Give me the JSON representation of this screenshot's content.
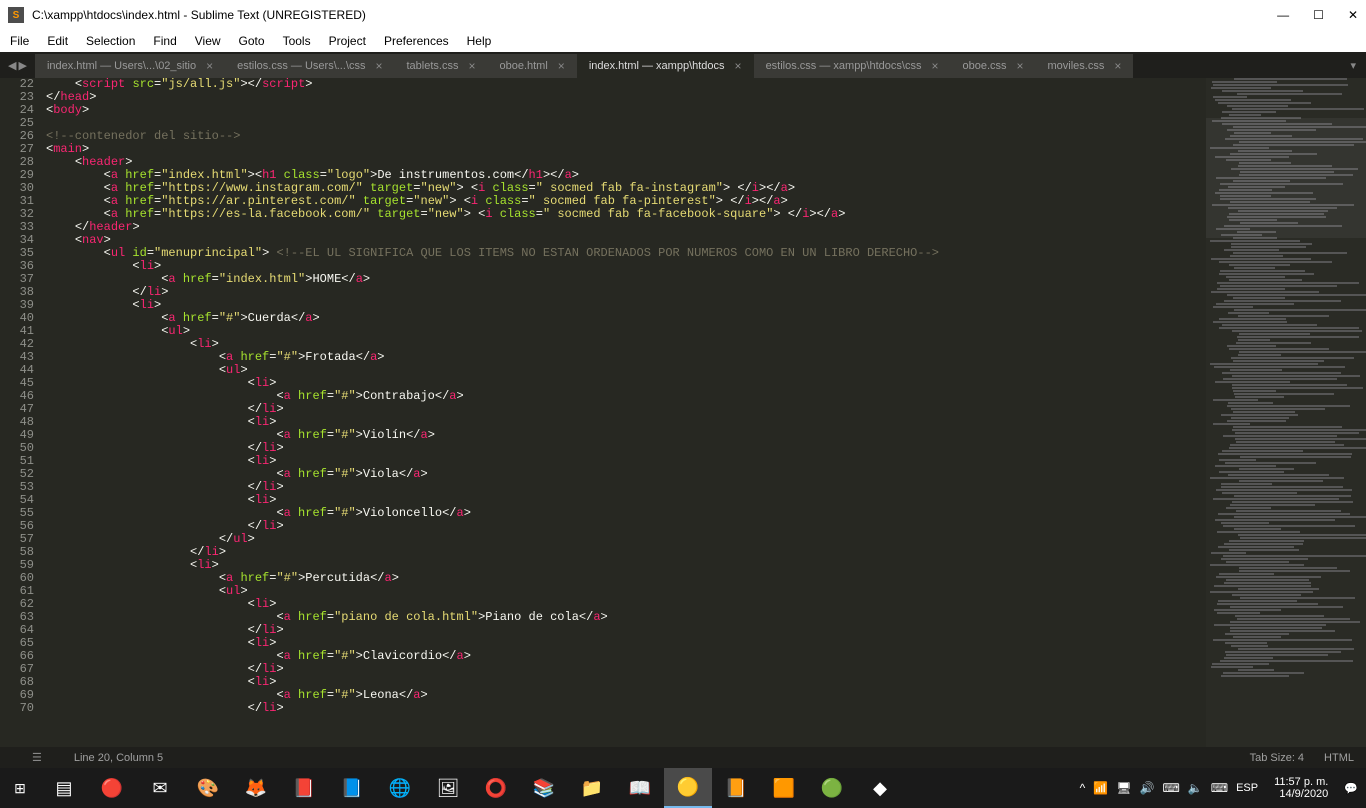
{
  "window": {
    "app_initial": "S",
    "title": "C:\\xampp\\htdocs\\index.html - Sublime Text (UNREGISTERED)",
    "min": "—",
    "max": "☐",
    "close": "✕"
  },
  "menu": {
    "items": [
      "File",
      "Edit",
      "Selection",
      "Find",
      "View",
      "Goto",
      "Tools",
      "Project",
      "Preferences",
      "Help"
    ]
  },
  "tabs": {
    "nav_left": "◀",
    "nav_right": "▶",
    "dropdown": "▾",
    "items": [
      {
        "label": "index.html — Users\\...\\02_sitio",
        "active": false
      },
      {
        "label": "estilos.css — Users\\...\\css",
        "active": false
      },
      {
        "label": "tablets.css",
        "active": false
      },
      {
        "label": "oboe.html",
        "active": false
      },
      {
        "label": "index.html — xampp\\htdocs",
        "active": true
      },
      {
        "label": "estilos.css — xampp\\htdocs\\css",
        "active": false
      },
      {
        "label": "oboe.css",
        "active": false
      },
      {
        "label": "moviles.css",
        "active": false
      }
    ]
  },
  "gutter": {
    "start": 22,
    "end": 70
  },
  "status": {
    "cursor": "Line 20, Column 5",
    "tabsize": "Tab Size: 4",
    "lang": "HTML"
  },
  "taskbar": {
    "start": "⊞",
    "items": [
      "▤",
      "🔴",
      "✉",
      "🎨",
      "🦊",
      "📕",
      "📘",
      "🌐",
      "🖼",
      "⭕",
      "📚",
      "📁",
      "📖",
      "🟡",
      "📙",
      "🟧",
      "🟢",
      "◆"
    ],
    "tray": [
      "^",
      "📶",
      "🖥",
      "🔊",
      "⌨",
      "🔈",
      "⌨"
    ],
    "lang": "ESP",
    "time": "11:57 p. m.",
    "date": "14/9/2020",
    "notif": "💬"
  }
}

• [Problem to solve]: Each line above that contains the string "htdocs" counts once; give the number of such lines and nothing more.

• [Answer box]: 3